What the exercise asks
Could you copy every record exactly, leaving the pictures behind?

[Start of Attachment]

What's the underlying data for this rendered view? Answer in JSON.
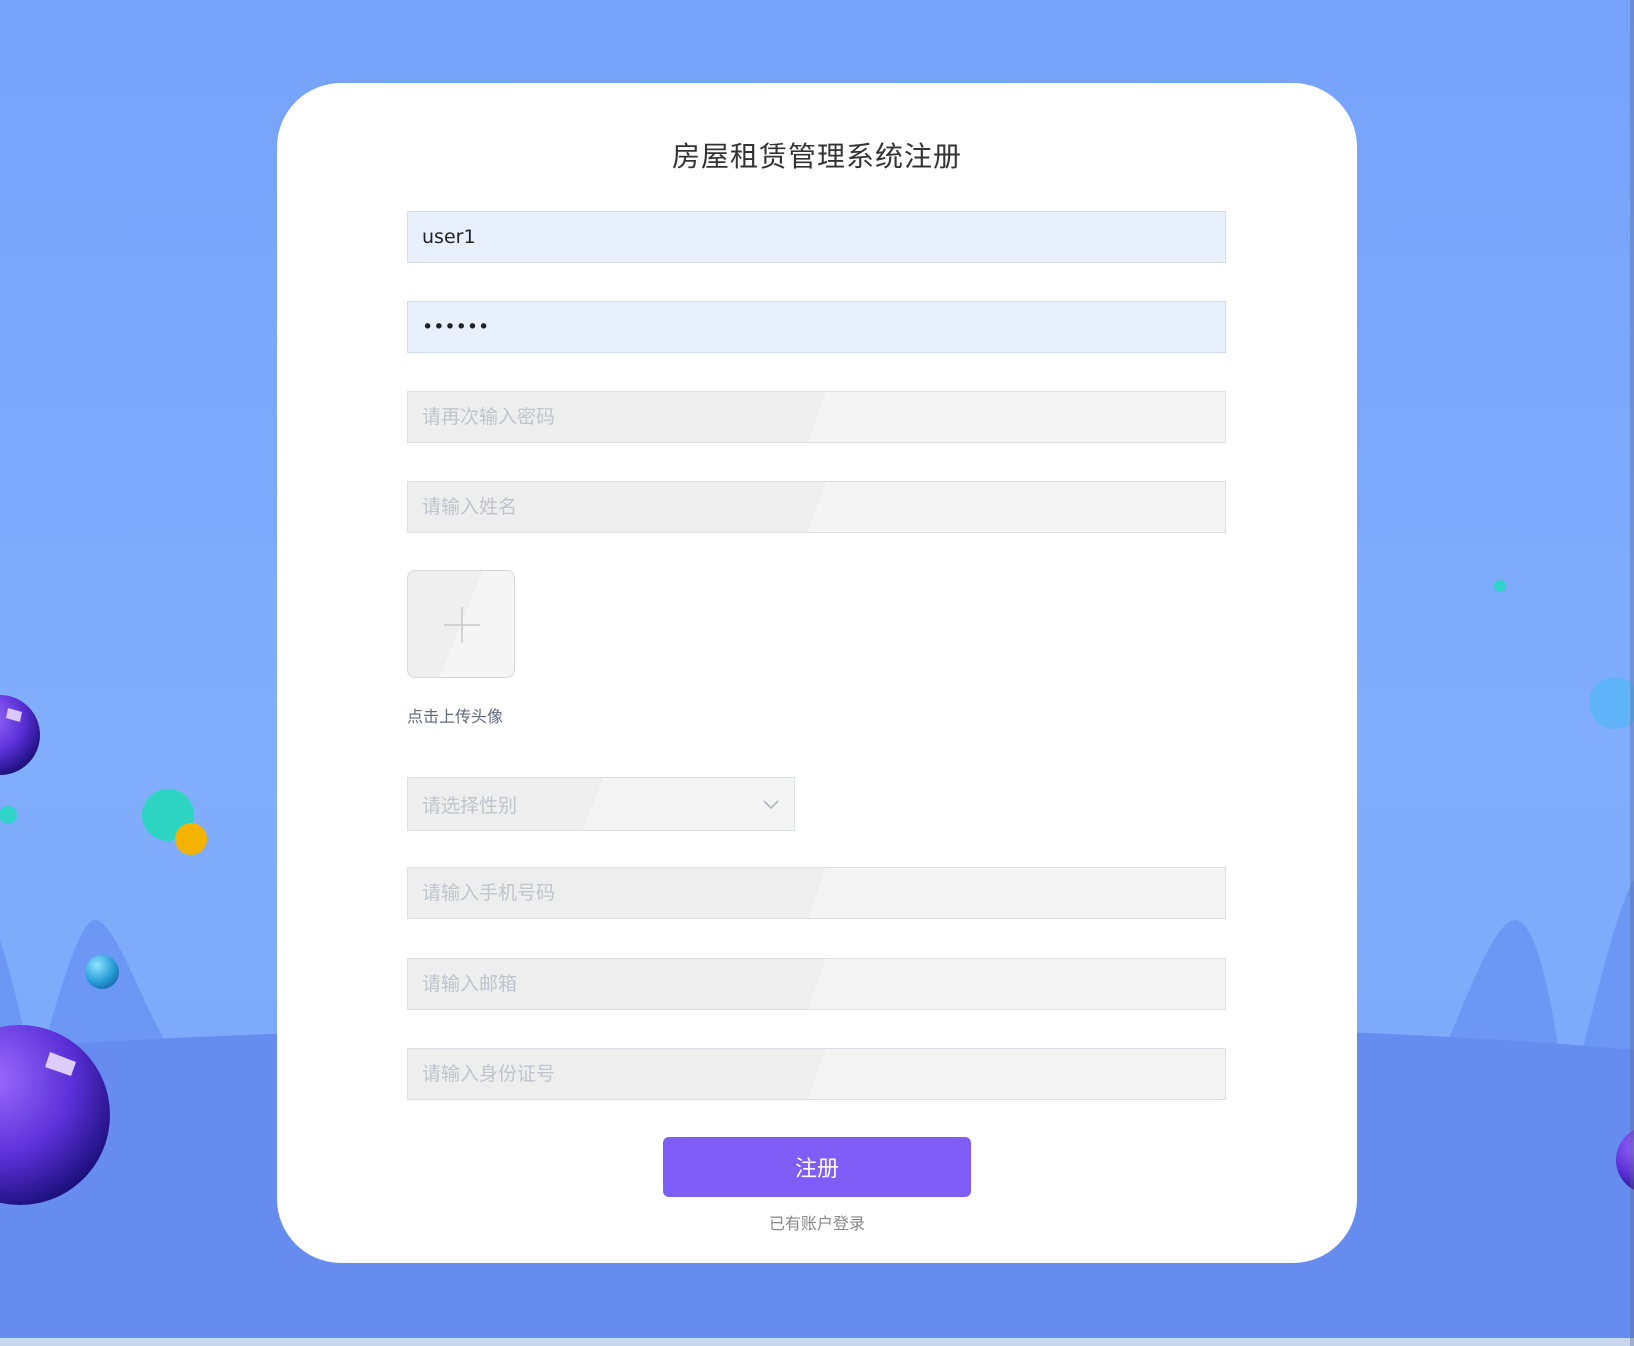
{
  "page": {
    "title": "房屋租赁管理系统注册"
  },
  "form": {
    "username": {
      "value": "user1",
      "placeholder": ""
    },
    "password": {
      "value": "123456",
      "placeholder": ""
    },
    "confirm_password": {
      "value": "",
      "placeholder": "请再次输入密码"
    },
    "name": {
      "value": "",
      "placeholder": "请输入姓名"
    },
    "avatar": {
      "tip": "点击上传头像",
      "icon": "plus-icon"
    },
    "gender": {
      "placeholder": "请选择性别",
      "icon": "chevron-down-icon"
    },
    "phone": {
      "value": "",
      "placeholder": "请输入手机号码"
    },
    "email": {
      "value": "",
      "placeholder": "请输入邮箱"
    },
    "id_card": {
      "value": "",
      "placeholder": "请输入身份证号"
    },
    "submit_label": "注册",
    "login_link": "已有账户登录"
  },
  "colors": {
    "background": "#7aa6fb",
    "card": "#ffffff",
    "primary_button": "#7f5ef7",
    "filled_input": "#e8f0fe",
    "placeholder": "#c0c4cc"
  }
}
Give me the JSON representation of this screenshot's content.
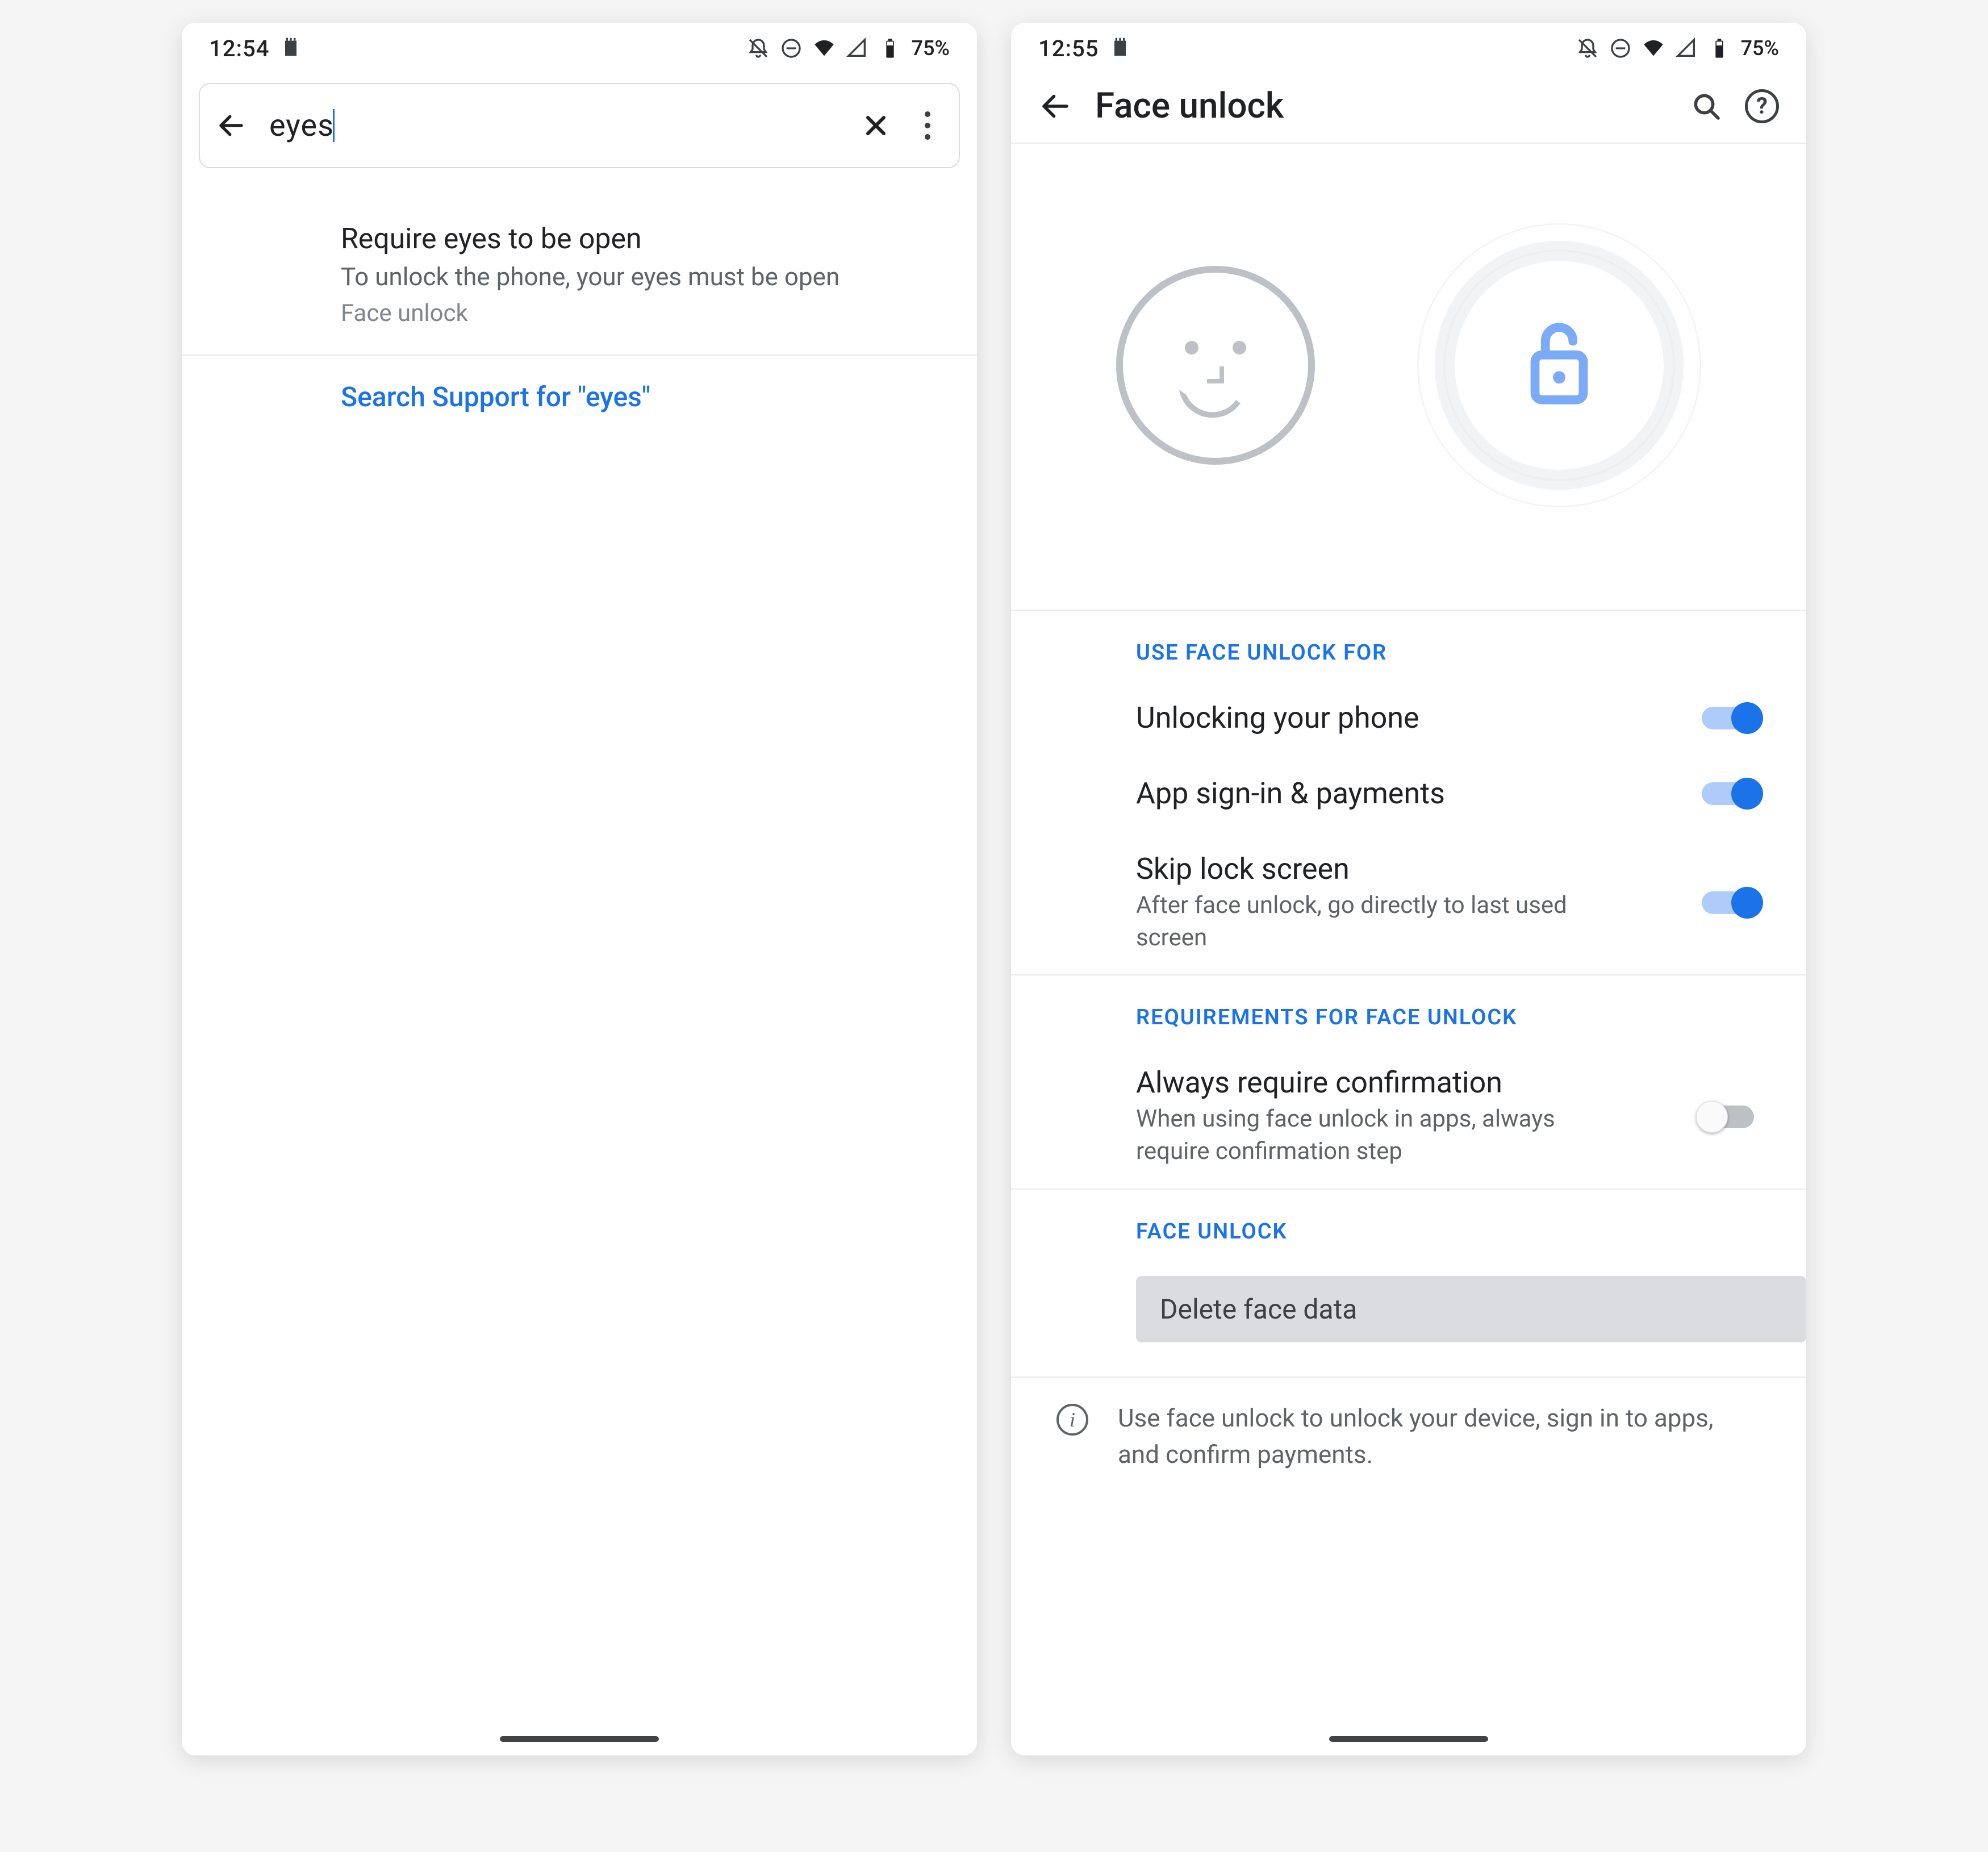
{
  "a": {
    "status": {
      "time": "12:54",
      "battery": "75%"
    },
    "search": {
      "value": "eyes",
      "result": {
        "title": "Require eyes to be open",
        "subtitle": "To unlock the phone, your eyes must be open",
        "category": "Face unlock"
      },
      "support_link": "Search Support for \"eyes\""
    }
  },
  "b": {
    "status": {
      "time": "12:55",
      "battery": "75%"
    },
    "title": "Face unlock",
    "sections": {
      "use_for": {
        "heading": "USE FACE UNLOCK FOR",
        "unlocking": {
          "label": "Unlocking your phone",
          "on": true
        },
        "appsignin": {
          "label": "App sign-in & payments",
          "on": true
        },
        "skiplock": {
          "label": "Skip lock screen",
          "desc": "After face unlock, go directly to last used screen",
          "on": true
        }
      },
      "reqs": {
        "heading": "REQUIREMENTS FOR FACE UNLOCK",
        "confirm": {
          "label": "Always require confirmation",
          "desc": "When using face unlock in apps, always require confirmation step",
          "on": false
        }
      },
      "faceunlock": {
        "heading": "FACE UNLOCK",
        "delete_label": "Delete face data"
      }
    },
    "footer": "Use face unlock to unlock your device, sign in to apps, and confirm payments."
  }
}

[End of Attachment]

Exercise response
What's the underlying data for this rendered view? Answer in JSON.
{
  "page": {
    "title": "房屋租赁管理系统注册"
  },
  "form": {
    "username": {
      "value": "user1",
      "placeholder": ""
    },
    "password": {
      "value": "123456",
      "placeholder": ""
    },
    "confirm_password": {
      "value": "",
      "placeholder": "请再次输入密码"
    },
    "name": {
      "value": "",
      "placeholder": "请输入姓名"
    },
    "avatar": {
      "tip": "点击上传头像",
      "icon": "plus-icon"
    },
    "gender": {
      "placeholder": "请选择性别",
      "icon": "chevron-down-icon"
    },
    "phone": {
      "value": "",
      "placeholder": "请输入手机号码"
    },
    "email": {
      "value": "",
      "placeholder": "请输入邮箱"
    },
    "id_card": {
      "value": "",
      "placeholder": "请输入身份证号"
    },
    "submit_label": "注册",
    "login_link": "已有账户登录"
  },
  "colors": {
    "background": "#7aa6fb",
    "card": "#ffffff",
    "primary_button": "#7f5ef7",
    "filled_input": "#e8f0fe",
    "placeholder": "#c0c4cc"
  }
}
Give me the JSON representation of this screenshot's content.
{
  "a": {
    "status": {
      "time": "12:54",
      "battery": "75%"
    },
    "search": {
      "value": "eyes",
      "result": {
        "title": "Require eyes to be open",
        "subtitle": "To unlock the phone, your eyes must be open",
        "category": "Face unlock"
      },
      "support_link": "Search Support for \"eyes\""
    }
  },
  "b": {
    "status": {
      "time": "12:55",
      "battery": "75%"
    },
    "title": "Face unlock",
    "sections": {
      "use_for": {
        "heading": "USE FACE UNLOCK FOR",
        "unlocking": {
          "label": "Unlocking your phone",
          "on": true
        },
        "appsignin": {
          "label": "App sign-in & payments",
          "on": true
        },
        "skiplock": {
          "label": "Skip lock screen",
          "desc": "After face unlock, go directly to last used screen",
          "on": true
        }
      },
      "reqs": {
        "heading": "REQUIREMENTS FOR FACE UNLOCK",
        "confirm": {
          "label": "Always require confirmation",
          "desc": "When using face unlock in apps, always require confirmation step",
          "on": false
        }
      },
      "faceunlock": {
        "heading": "FACE UNLOCK",
        "delete_label": "Delete face data"
      }
    },
    "footer": "Use face unlock to unlock your device, sign in to apps, and confirm payments."
  }
}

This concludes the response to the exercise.